**What to work on**
Of the entries below, copy only those lines that contain the word "size".

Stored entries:
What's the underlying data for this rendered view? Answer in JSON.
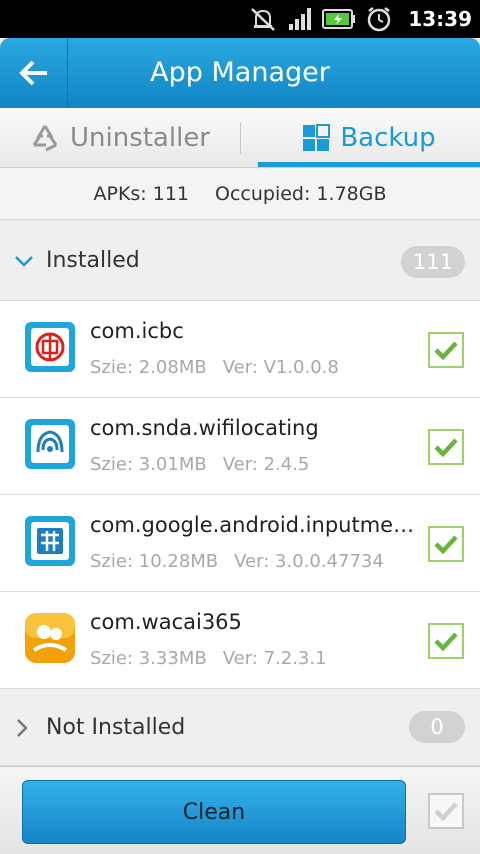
{
  "status_bar": {
    "time": "13:39"
  },
  "header": {
    "title": "App Manager"
  },
  "tabs": [
    {
      "label": "Uninstaller",
      "active": false
    },
    {
      "label": "Backup",
      "active": true
    }
  ],
  "summary": {
    "apks": "APKs: 111",
    "occupied": "Occupied: 1.78GB"
  },
  "installed": {
    "label": "Installed",
    "count": "111"
  },
  "apps": [
    {
      "name": "com.icbc",
      "size": "Szie: 2.08MB",
      "ver": "Ver: V1.0.0.8",
      "checked": true
    },
    {
      "name": "com.snda.wifilocating",
      "size": "Szie: 3.01MB",
      "ver": "Ver: 2.4.5",
      "checked": true
    },
    {
      "name": "com.google.android.inputmethod.pinyin",
      "size": "Szie: 10.28MB",
      "ver": "Ver: 3.0.0.47734",
      "checked": true
    },
    {
      "name": "com.wacai365",
      "size": "Szie: 3.33MB",
      "ver": "Ver: 7.2.3.1",
      "checked": true
    }
  ],
  "not_installed": {
    "label": "Not Installed",
    "count": "0"
  },
  "bottom": {
    "clean_label": "Clean"
  },
  "colors": {
    "accent": "#1a9ad6",
    "check": "#6ab43c",
    "header": "#1b95d3"
  }
}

**Response**
      "size": "Szie: 2.08MB",
      "size": "Szie: 3.01MB",
      "size": "Szie: 10.28MB",
      "size": "Szie: 3.33MB",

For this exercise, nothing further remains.